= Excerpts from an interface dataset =

⟨

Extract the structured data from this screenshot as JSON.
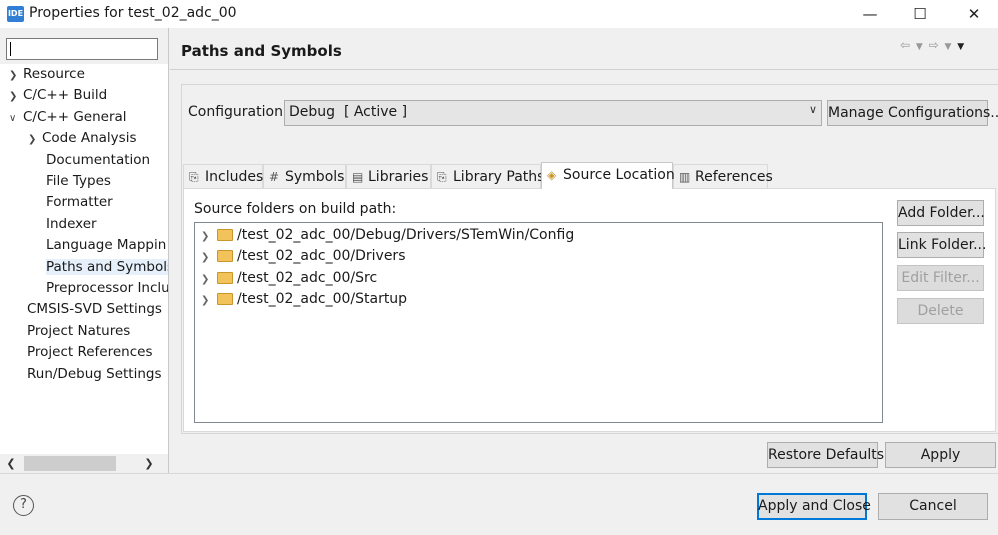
{
  "window": {
    "title": "Properties for test_02_adc_00",
    "app_icon_label": "IDE",
    "minimize_icon": "minimize-icon",
    "maximize_icon": "maximize-icon",
    "close_icon": "close-icon"
  },
  "filter": {
    "value": "",
    "placeholder": ""
  },
  "tree": {
    "items": [
      {
        "label": "Resource",
        "level": 0,
        "expander": "collapsed"
      },
      {
        "label": "C/C++ Build",
        "level": 0,
        "expander": "collapsed"
      },
      {
        "label": "C/C++ General",
        "level": 0,
        "expander": "expanded"
      },
      {
        "label": "Code Analysis",
        "level": 1,
        "expander": "collapsed"
      },
      {
        "label": "Documentation",
        "level": 1,
        "expander": "none"
      },
      {
        "label": "File Types",
        "level": 1,
        "expander": "none"
      },
      {
        "label": "Formatter",
        "level": 1,
        "expander": "none"
      },
      {
        "label": "Indexer",
        "level": 1,
        "expander": "none"
      },
      {
        "label": "Language Mappin",
        "level": 1,
        "expander": "none"
      },
      {
        "label": "Paths and Symbols",
        "level": 1,
        "expander": "none",
        "selected": true
      },
      {
        "label": "Preprocessor Inclu",
        "level": 1,
        "expander": "none"
      },
      {
        "label": "CMSIS-SVD Settings",
        "level": 0,
        "expander": "none"
      },
      {
        "label": "Project Natures",
        "level": 0,
        "expander": "none"
      },
      {
        "label": "Project References",
        "level": 0,
        "expander": "none"
      },
      {
        "label": "Run/Debug Settings",
        "level": 0,
        "expander": "none"
      }
    ]
  },
  "page": {
    "title": "Paths and Symbols",
    "nav_back_icon": "back-arrow-icon",
    "nav_forward_icon": "forward-arrow-icon"
  },
  "configuration": {
    "label": "Configuration:",
    "selected": "Debug  [ Active ]",
    "manage_button": "Manage Configurations..."
  },
  "tabs": [
    {
      "label": "Includes",
      "icon": "includes-icon"
    },
    {
      "label": "Symbols",
      "icon": "hash-icon"
    },
    {
      "label": "Libraries",
      "icon": "libraries-icon"
    },
    {
      "label": "Library Paths",
      "icon": "library-paths-icon"
    },
    {
      "label": "Source Location",
      "icon": "source-folder-icon",
      "active": true
    },
    {
      "label": "References",
      "icon": "references-icon"
    }
  ],
  "source_location": {
    "list_label": "Source folders on build path:",
    "folders": [
      "/test_02_adc_00/Debug/Drivers/STemWin/Config",
      "/test_02_adc_00/Drivers",
      "/test_02_adc_00/Src",
      "/test_02_adc_00/Startup"
    ],
    "buttons": {
      "add_folder": "Add Folder...",
      "link_folder": "Link Folder...",
      "edit_filter": "Edit Filter...",
      "delete": "Delete"
    }
  },
  "footer": {
    "restore_defaults": "Restore Defaults",
    "apply": "Apply",
    "apply_and_close": "Apply and Close",
    "cancel": "Cancel",
    "help_icon": "help-icon"
  }
}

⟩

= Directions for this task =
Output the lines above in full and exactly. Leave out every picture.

= Output =
Extract the structured data from this screenshot as JSON.
{
  "window": {
    "title": "Properties for test_02_adc_00",
    "app_icon_label": "IDE",
    "minimize_icon": "minimize-icon",
    "maximize_icon": "maximize-icon",
    "close_icon": "close-icon"
  },
  "filter": {
    "value": "",
    "placeholder": ""
  },
  "tree": {
    "items": [
      {
        "label": "Resource",
        "level": 0,
        "expander": "collapsed"
      },
      {
        "label": "C/C++ Build",
        "level": 0,
        "expander": "collapsed"
      },
      {
        "label": "C/C++ General",
        "level": 0,
        "expander": "expanded"
      },
      {
        "label": "Code Analysis",
        "level": 1,
        "expander": "collapsed"
      },
      {
        "label": "Documentation",
        "level": 1,
        "expander": "none"
      },
      {
        "label": "File Types",
        "level": 1,
        "expander": "none"
      },
      {
        "label": "Formatter",
        "level": 1,
        "expander": "none"
      },
      {
        "label": "Indexer",
        "level": 1,
        "expander": "none"
      },
      {
        "label": "Language Mappin",
        "level": 1,
        "expander": "none"
      },
      {
        "label": "Paths and Symbols",
        "level": 1,
        "expander": "none",
        "selected": true
      },
      {
        "label": "Preprocessor Inclu",
        "level": 1,
        "expander": "none"
      },
      {
        "label": "CMSIS-SVD Settings",
        "level": 0,
        "expander": "none"
      },
      {
        "label": "Project Natures",
        "level": 0,
        "expander": "none"
      },
      {
        "label": "Project References",
        "level": 0,
        "expander": "none"
      },
      {
        "label": "Run/Debug Settings",
        "level": 0,
        "expander": "none"
      }
    ]
  },
  "page": {
    "title": "Paths and Symbols",
    "nav_back_icon": "back-arrow-icon",
    "nav_forward_icon": "forward-arrow-icon"
  },
  "configuration": {
    "label": "Configuration:",
    "selected": "Debug  [ Active ]",
    "manage_button": "Manage Configurations..."
  },
  "tabs": [
    {
      "label": "Includes",
      "icon": "includes-icon"
    },
    {
      "label": "Symbols",
      "icon": "hash-icon"
    },
    {
      "label": "Libraries",
      "icon": "libraries-icon"
    },
    {
      "label": "Library Paths",
      "icon": "library-paths-icon"
    },
    {
      "label": "Source Location",
      "icon": "source-folder-icon",
      "active": true
    },
    {
      "label": "References",
      "icon": "references-icon"
    }
  ],
  "source_location": {
    "list_label": "Source folders on build path:",
    "folders": [
      "/test_02_adc_00/Debug/Drivers/STemWin/Config",
      "/test_02_adc_00/Drivers",
      "/test_02_adc_00/Src",
      "/test_02_adc_00/Startup"
    ],
    "buttons": {
      "add_folder": "Add Folder...",
      "link_folder": "Link Folder...",
      "edit_filter": "Edit Filter...",
      "delete": "Delete"
    }
  },
  "footer": {
    "restore_defaults": "Restore Defaults",
    "apply": "Apply",
    "apply_and_close": "Apply and Close",
    "cancel": "Cancel",
    "help_icon": "help-icon"
  }
}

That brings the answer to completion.